*** Dataset content

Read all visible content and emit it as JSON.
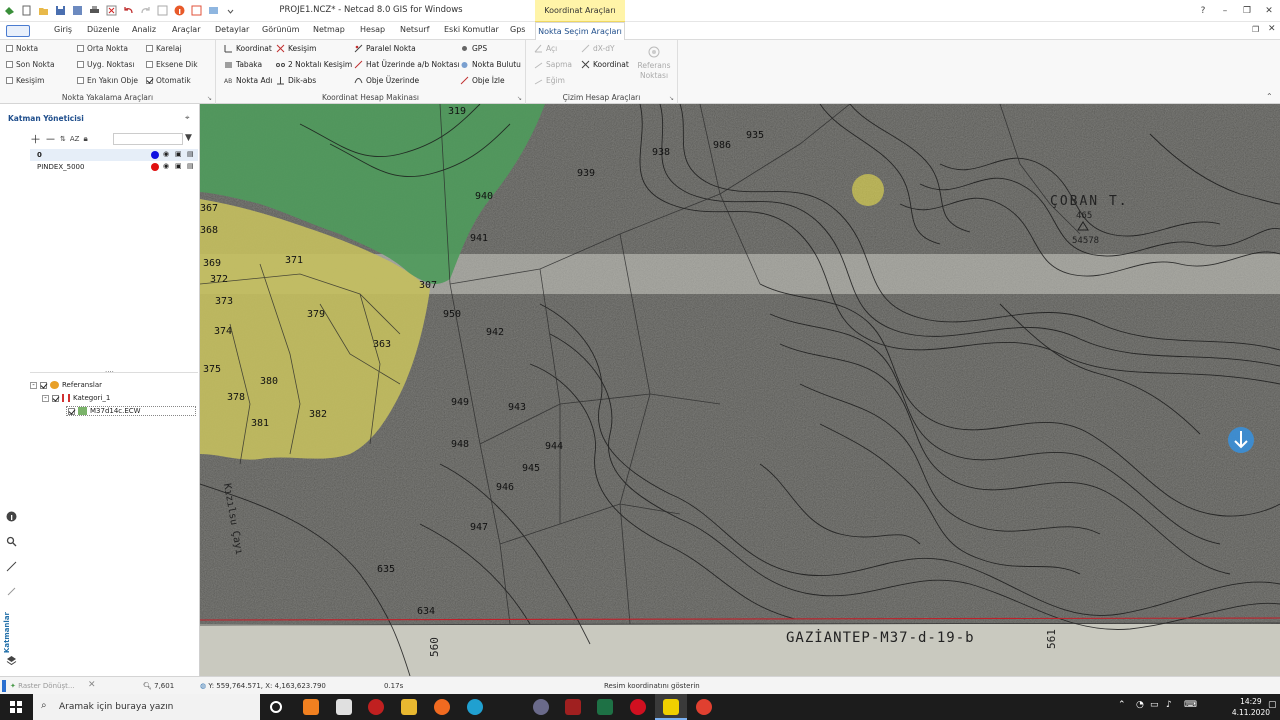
{
  "window": {
    "title": "PROJE1.NCZ* - Netcad 8.0 GIS for Windows",
    "context_tab": "Koordinat Araçları",
    "controls": [
      "?",
      "–",
      "❐",
      "✕"
    ]
  },
  "tabs": [
    "Giriş",
    "Düzenle",
    "Analiz",
    "Araçlar",
    "Detaylar",
    "Görünüm",
    "Netmap",
    "Hesap",
    "Netsurf",
    "Eski Komutlar",
    "Gps"
  ],
  "active_tab": "Nokta Seçim Araçları",
  "ribbon": {
    "snap_group": {
      "caption": "Nokta Yakalama Araçları",
      "items": [
        {
          "label": "Nokta",
          "checked": false
        },
        {
          "label": "Orta Nokta",
          "checked": false
        },
        {
          "label": "Karelaj",
          "checked": false
        },
        {
          "label": "Son Nokta",
          "checked": false
        },
        {
          "label": "Uyg. Noktası",
          "checked": false
        },
        {
          "label": "Eksene Dik",
          "checked": false
        },
        {
          "label": "Kesişim",
          "checked": false
        },
        {
          "label": "En Yakın Obje",
          "checked": false
        },
        {
          "label": "Otomatik",
          "checked": true
        }
      ]
    },
    "calc_group": {
      "caption": "Koordinat Hesap Makinası",
      "items": [
        "Koordinat",
        "Kesişim",
        "Paralel Nokta",
        "GPS",
        "Tabaka",
        "2 Noktalı Kesişim",
        "Hat Üzerinde a/b Noktası",
        "Nokta Bulutu",
        "Nokta Adı",
        "Dik-abs",
        "Obje Üzerinde",
        "Obje İzle"
      ]
    },
    "draw_group": {
      "caption": "Çizim Hesap Araçları",
      "items": [
        "Açı",
        "dX-dY",
        "Sapma",
        "Koordinat",
        "Eğim"
      ]
    },
    "ref_point": {
      "line1": "Referans",
      "line2": "Noktası"
    }
  },
  "layer_manager": {
    "title": "Katman Yöneticisi",
    "layers": [
      {
        "name": "0",
        "color": "#1010e0"
      },
      {
        "name": "PINDEX_5000",
        "color": "#e01010"
      }
    ],
    "dots": "....",
    "tree": {
      "root": "Referanslar",
      "category": "Kategori_1",
      "file": "M37d14c.ECW"
    },
    "side_label": "Katmanlar"
  },
  "map": {
    "parcels": [
      "319",
      "938",
      "986",
      "935",
      "939",
      "940",
      "941",
      "367",
      "368",
      "369",
      "371",
      "372",
      "373",
      "374",
      "379",
      "363",
      "307",
      "950",
      "942",
      "375",
      "380",
      "378",
      "382",
      "381",
      "949",
      "943",
      "948",
      "944",
      "945",
      "946",
      "947",
      "635",
      "634"
    ],
    "sheet_label": "GAZİANTEP-M37-d-19-b",
    "grid_left": "560",
    "grid_right": "561",
    "peak_name": "ÇOBAN T.",
    "peak_num": "465",
    "peak_elev": "54578",
    "stream_label": "Kızılsu Çayı"
  },
  "status": {
    "task": "Raster Dönüşt...",
    "zoom": "7,601",
    "coords": "Y: 559,764.571, X: 4,163,623.790",
    "time_val": "0.17s",
    "message": "Resim koordinatını gösterin"
  },
  "taskbar": {
    "search": "Aramak için buraya yazın",
    "time": "14:29",
    "date": "4.11.2020"
  },
  "colors": {
    "context_tab": "#fff4a8",
    "forest_green": "#4f9a5c",
    "parcel_yellow": "#c7c064",
    "map_paper": "#cfcfc6"
  }
}
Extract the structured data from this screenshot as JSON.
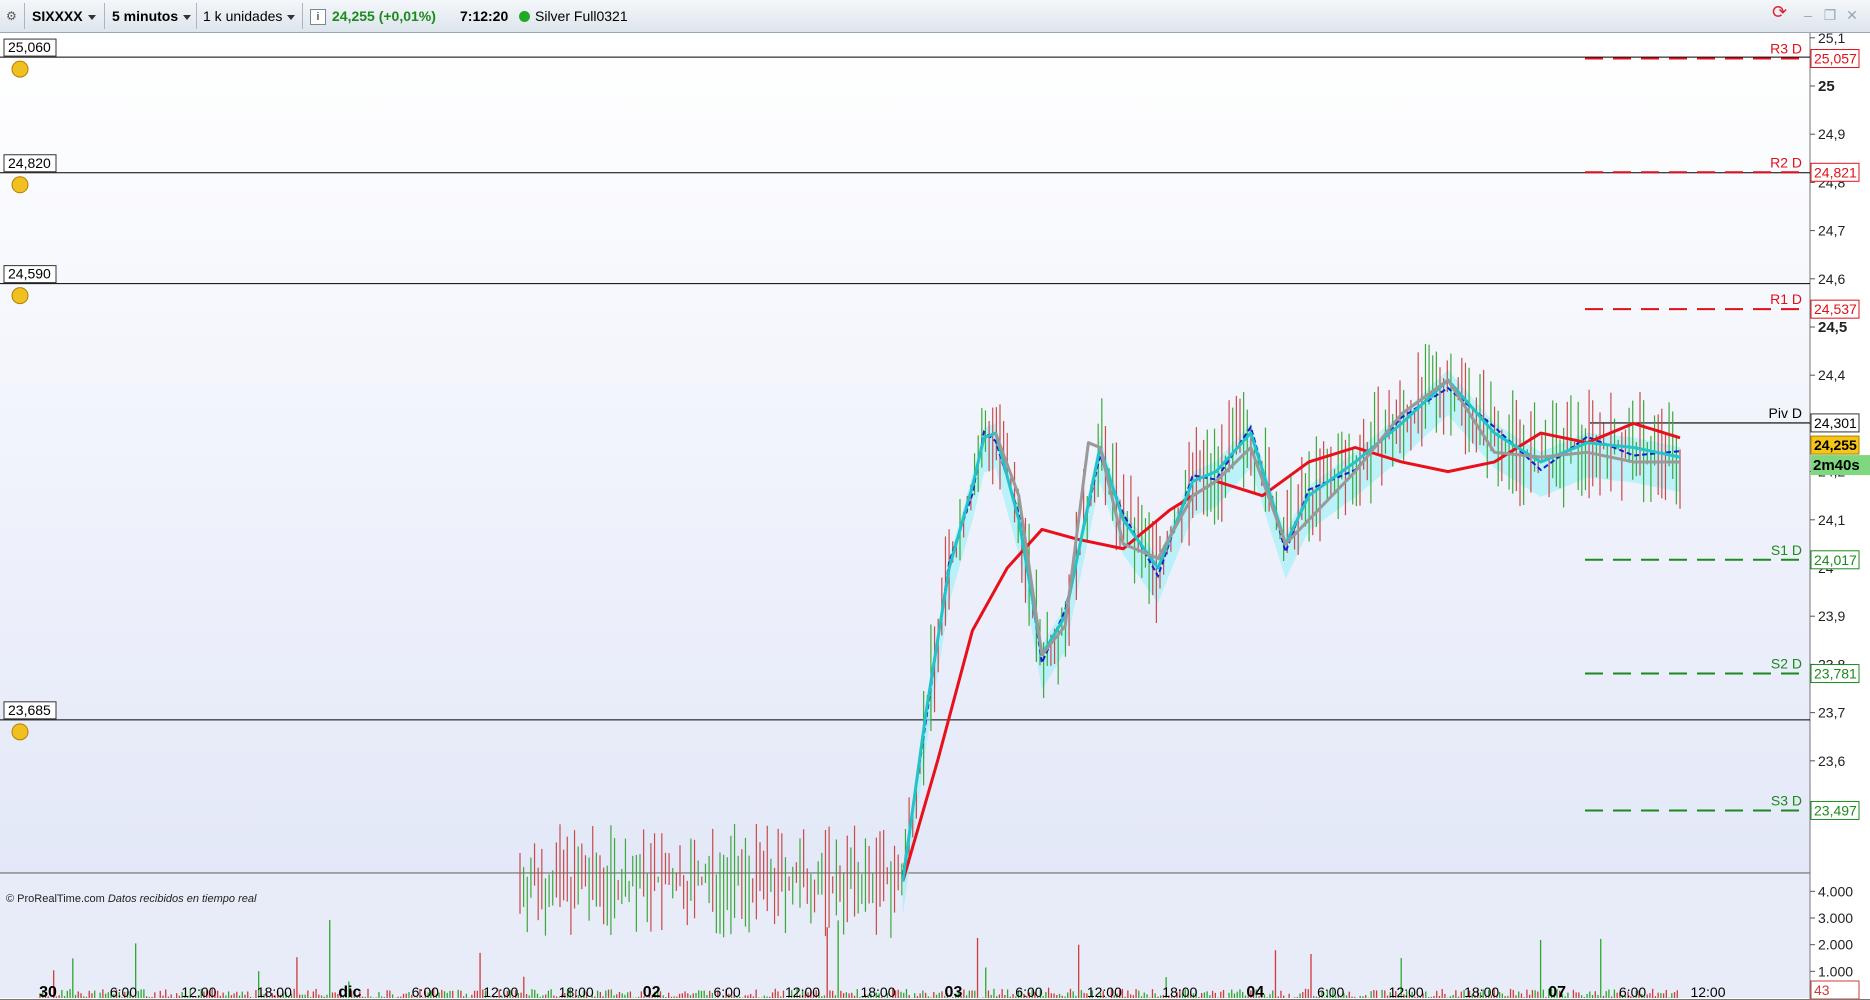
{
  "toolbar": {
    "symbol": "SIXXXX",
    "timeframe": "5 minutos",
    "units": "1 k unidades",
    "info_icon": "i",
    "price": "24,255 (+0,01%)",
    "time": "7:12:20",
    "status_color": "#22aa22",
    "feed": "Silver Full0321",
    "icons": [
      "settings-gear-icon",
      "refresh-icon",
      "minimize-icon",
      "restore-icon",
      "close-icon"
    ]
  },
  "footer": {
    "copyright": "© ProRealTime.com",
    "note": "Datos recibidos en tiempo real"
  },
  "chart_data": {
    "type": "line",
    "ylim": [
      23.4,
      25.1
    ],
    "y_ticks": [
      "25,1",
      "25",
      "24,9",
      "24,8",
      "24,7",
      "24,6",
      "24,5",
      "24,4",
      "24,3",
      "24,2",
      "24,1",
      "24",
      "23,9",
      "23,8",
      "23,7",
      "23,6"
    ],
    "x_labels": [
      "30",
      "6:00",
      "12:00",
      "18:00",
      "dic",
      "6:00",
      "12:00",
      "18:00",
      "02",
      "6:00",
      "12:00",
      "18:00",
      "03",
      "6:00",
      "12:00",
      "18:00",
      "04",
      "6:00",
      "12:00",
      "18:00",
      "07",
      "6:00",
      "12:00"
    ],
    "bold_x_labels": [
      "30",
      "dic",
      "02",
      "03",
      "04",
      "07"
    ],
    "alert_lines": [
      {
        "label": "25,060",
        "value": 25.06
      },
      {
        "label": "24,820",
        "value": 24.82
      },
      {
        "label": "24,590",
        "value": 24.59
      },
      {
        "label": "23,685",
        "value": 23.685
      }
    ],
    "pivot_levels": [
      {
        "name": "R3 D",
        "label": "25,057",
        "value": 25.057,
        "color": "#e0101a"
      },
      {
        "name": "R2 D",
        "label": "24,821",
        "value": 24.821,
        "color": "#e0101a"
      },
      {
        "name": "R1 D",
        "label": "24,537",
        "value": 24.537,
        "color": "#e0101a"
      },
      {
        "name": "Piv D",
        "label": "24,301",
        "value": 24.301,
        "color": "#000000"
      },
      {
        "name": "S1 D",
        "label": "24,017",
        "value": 24.017,
        "color": "#1c8a1c"
      },
      {
        "name": "S2 D",
        "label": "23,781",
        "value": 23.781,
        "color": "#1c8a1c"
      },
      {
        "name": "S3 D",
        "label": "23,497",
        "value": 23.497,
        "color": "#1c8a1c"
      }
    ],
    "current_price": {
      "label": "24,255",
      "value": 24.255
    },
    "countdown": "2m40s",
    "series": [
      {
        "name": "",
        "color": "#e8101a",
        "x": [
          0.33,
          0.36,
          0.39,
          0.42,
          0.45,
          0.48,
          0.52,
          0.56,
          0.6,
          0.64,
          0.68,
          0.72,
          0.76,
          0.8,
          0.84,
          0.88,
          0.92,
          0.96,
          1.0
        ],
        "values": [
          23.35,
          23.6,
          23.87,
          24.0,
          24.08,
          24.06,
          24.04,
          24.12,
          24.18,
          24.15,
          24.22,
          24.25,
          24.22,
          24.2,
          24.22,
          24.28,
          24.26,
          24.3,
          24.27
        ]
      },
      {
        "name": "",
        "color": "#22c4c8",
        "x": [
          0.33,
          0.35,
          0.37,
          0.39,
          0.4,
          0.41,
          0.43,
          0.45,
          0.47,
          0.5,
          0.52,
          0.55,
          0.58,
          0.6,
          0.63,
          0.66,
          0.68,
          0.72,
          0.76,
          0.8,
          0.84,
          0.88,
          0.92,
          0.96,
          1.0
        ],
        "values": [
          23.35,
          23.7,
          24.0,
          24.17,
          24.27,
          24.28,
          24.1,
          23.82,
          23.9,
          24.25,
          24.1,
          24.0,
          24.18,
          24.2,
          24.28,
          24.05,
          24.15,
          24.22,
          24.3,
          24.39,
          24.28,
          24.22,
          24.26,
          24.25,
          24.23
        ]
      },
      {
        "name": "",
        "color": "#999999",
        "x": [
          0.41,
          0.43,
          0.45,
          0.47,
          0.49,
          0.5,
          0.52,
          0.55,
          0.58,
          0.6,
          0.63,
          0.66,
          0.68,
          0.72,
          0.76,
          0.8,
          0.84,
          0.88,
          0.92,
          0.96,
          1.0
        ],
        "values": [
          24.28,
          24.15,
          23.82,
          23.88,
          24.26,
          24.25,
          24.05,
          24.02,
          24.15,
          24.18,
          24.25,
          24.05,
          24.1,
          24.2,
          24.32,
          24.39,
          24.24,
          24.23,
          24.24,
          24.22,
          24.22
        ]
      }
    ],
    "volume": {
      "ticks": [
        "4.000",
        "3.000",
        "2.000",
        "1.000"
      ],
      "last": "43",
      "ylim": [
        0,
        4500
      ]
    }
  }
}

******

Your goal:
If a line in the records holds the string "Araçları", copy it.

Response area:
    "context_tab": "Koordinat Araçları",
  "active_tab": "Nokta Seçim Araçları",
      "caption": "Nokta Yakalama Araçları",
      "caption": "Çizim Hesap Araçları",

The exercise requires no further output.